On Saturday, September 14, about 25 members of the Central Florida community attended a rally organized by YAYA as a part of the Farm Labor Organizing Committee (FLOC) campaign to put pressure on WaWa Inc.
The campaign is largely focused around convincing WaWa to encourage accountability from its tobacco supplier, RJ Reynolds. While RJ Reynolds takes in a net profit of over $1 billion per year, farm workers live with poverty perpetuated by farm-labor practices that pay workers by the amount of product they pick rather than the amount of hours they work – thereby guaranteeing no stable or reliable income. FLOC’s campaign, though, goes beyond addressing economic injustice and seeks to target a number of issues commonplace in farm worker settings, such as eliminating unhealthy exposure to harmful pesticides, ending sexual harassment in the fields, and securing a contract solidifying collective bargaining rights for farm workers.

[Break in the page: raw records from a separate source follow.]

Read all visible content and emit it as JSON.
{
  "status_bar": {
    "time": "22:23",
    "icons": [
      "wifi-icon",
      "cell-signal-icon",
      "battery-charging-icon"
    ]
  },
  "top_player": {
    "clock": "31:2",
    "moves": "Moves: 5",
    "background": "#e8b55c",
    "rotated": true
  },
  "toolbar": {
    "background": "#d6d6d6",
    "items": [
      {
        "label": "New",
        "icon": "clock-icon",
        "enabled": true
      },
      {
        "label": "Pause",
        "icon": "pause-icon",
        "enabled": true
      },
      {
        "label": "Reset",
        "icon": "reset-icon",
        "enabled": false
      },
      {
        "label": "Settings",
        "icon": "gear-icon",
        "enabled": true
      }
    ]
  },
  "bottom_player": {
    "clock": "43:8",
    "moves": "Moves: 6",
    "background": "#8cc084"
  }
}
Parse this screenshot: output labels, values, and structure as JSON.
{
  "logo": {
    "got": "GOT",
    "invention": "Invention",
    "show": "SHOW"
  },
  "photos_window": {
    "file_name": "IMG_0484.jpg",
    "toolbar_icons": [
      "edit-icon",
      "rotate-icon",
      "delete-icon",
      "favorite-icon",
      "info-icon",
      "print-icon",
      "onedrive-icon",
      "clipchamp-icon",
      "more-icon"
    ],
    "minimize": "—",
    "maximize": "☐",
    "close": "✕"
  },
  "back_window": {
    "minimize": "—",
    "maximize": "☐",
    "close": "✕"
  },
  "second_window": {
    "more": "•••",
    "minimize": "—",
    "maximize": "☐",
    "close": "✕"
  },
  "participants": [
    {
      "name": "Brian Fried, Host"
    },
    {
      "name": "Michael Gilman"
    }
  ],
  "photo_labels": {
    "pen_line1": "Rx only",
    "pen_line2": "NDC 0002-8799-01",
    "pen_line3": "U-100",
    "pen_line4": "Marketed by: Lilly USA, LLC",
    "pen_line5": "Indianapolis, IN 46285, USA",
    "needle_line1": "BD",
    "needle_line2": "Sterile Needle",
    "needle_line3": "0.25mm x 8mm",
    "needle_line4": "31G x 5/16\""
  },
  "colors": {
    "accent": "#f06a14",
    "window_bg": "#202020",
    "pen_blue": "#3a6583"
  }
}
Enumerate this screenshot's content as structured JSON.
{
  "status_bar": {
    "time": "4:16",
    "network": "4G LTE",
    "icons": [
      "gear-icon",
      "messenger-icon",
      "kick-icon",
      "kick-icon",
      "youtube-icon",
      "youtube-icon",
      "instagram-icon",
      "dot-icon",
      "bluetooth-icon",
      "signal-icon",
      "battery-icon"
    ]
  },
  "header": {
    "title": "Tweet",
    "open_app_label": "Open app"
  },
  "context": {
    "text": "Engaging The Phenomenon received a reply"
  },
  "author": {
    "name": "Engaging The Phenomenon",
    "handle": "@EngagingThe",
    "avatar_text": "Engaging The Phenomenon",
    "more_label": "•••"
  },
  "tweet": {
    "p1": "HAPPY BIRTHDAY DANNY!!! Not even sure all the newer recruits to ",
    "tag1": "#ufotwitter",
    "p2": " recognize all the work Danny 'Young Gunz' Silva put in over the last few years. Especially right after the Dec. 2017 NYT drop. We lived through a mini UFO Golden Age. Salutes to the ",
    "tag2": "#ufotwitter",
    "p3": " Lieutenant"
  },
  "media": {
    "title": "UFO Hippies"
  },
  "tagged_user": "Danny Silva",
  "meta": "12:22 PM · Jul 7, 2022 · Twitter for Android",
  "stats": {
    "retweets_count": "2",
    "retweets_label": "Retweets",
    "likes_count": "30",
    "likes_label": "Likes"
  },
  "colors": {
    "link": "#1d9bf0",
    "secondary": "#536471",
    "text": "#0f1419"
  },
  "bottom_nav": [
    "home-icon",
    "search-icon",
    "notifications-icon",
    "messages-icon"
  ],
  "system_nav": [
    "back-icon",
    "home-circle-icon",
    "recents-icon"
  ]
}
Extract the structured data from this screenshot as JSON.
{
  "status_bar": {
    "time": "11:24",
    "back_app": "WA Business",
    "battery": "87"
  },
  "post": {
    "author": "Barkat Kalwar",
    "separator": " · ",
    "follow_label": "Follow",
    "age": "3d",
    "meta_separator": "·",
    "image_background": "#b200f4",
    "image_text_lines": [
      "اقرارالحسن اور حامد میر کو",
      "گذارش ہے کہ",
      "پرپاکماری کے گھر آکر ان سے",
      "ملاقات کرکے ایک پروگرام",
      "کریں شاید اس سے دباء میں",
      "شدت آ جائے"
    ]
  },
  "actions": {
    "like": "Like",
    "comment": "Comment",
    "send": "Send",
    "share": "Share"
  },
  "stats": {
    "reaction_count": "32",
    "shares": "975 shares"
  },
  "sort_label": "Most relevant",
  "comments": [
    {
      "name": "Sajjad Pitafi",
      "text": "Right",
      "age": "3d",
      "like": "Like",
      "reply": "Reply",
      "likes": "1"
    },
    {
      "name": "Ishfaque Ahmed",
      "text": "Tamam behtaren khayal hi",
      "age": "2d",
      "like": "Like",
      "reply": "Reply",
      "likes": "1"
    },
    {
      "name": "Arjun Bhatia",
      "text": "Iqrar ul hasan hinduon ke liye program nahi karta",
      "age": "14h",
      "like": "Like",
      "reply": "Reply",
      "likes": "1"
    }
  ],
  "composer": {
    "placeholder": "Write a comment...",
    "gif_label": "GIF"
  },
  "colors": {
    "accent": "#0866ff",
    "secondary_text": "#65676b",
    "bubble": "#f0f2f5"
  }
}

YAYA’s role in the campaign has been to put pressure on local WaWa stores in the Central Florida area to urge them not to accept RJ Reynolds’s horrible farm-labor policies.
On the evening of the rally, a small delegation of YAYA and community members delivered a letter to the store’s manager outlining the demands of the campaign and telling WaWa to request that RJ Reynolds meet with farm-labor organizers and address the problems affecting farm workers. WaWa reluctantly accepted the letter and now knows that members of the community will be visiting their stores in protest every month until farm workers receive fair treatment. While delivering the letter, those who were not a part of the delegation stood outside the store and held signs from the Orlando Light Brigade reading “JUSTICIA” to bring awareness to RJ Reynolds’s unjust treatment of farm workers while people driving by frequently honked their horns in support.
Given the terrible conditions to which farm workers are commonly subjected, pressuring companies that condone poor farm worker treatment and raising awareness of the problems faced by farm workers are entirely necessary. Changing the labor practices of RJ Reynolds, one of the largest tobacco companies in the United States, would positively impact the lives of numerous farm workers who are forced to live in poverty and return to workplaces where they are not treated with respect every day.
Seeing community members, students, and organizers united against these types of practices and their enthusiasm to change the obviously repugnant nature of RJ Reynolds’s farm-labor policies was an extremely profitable experience. With the support and solidarity of such a community, farm worker justice is bound to be achieved.
Pictures courtesy of Vanessa DeVilbiss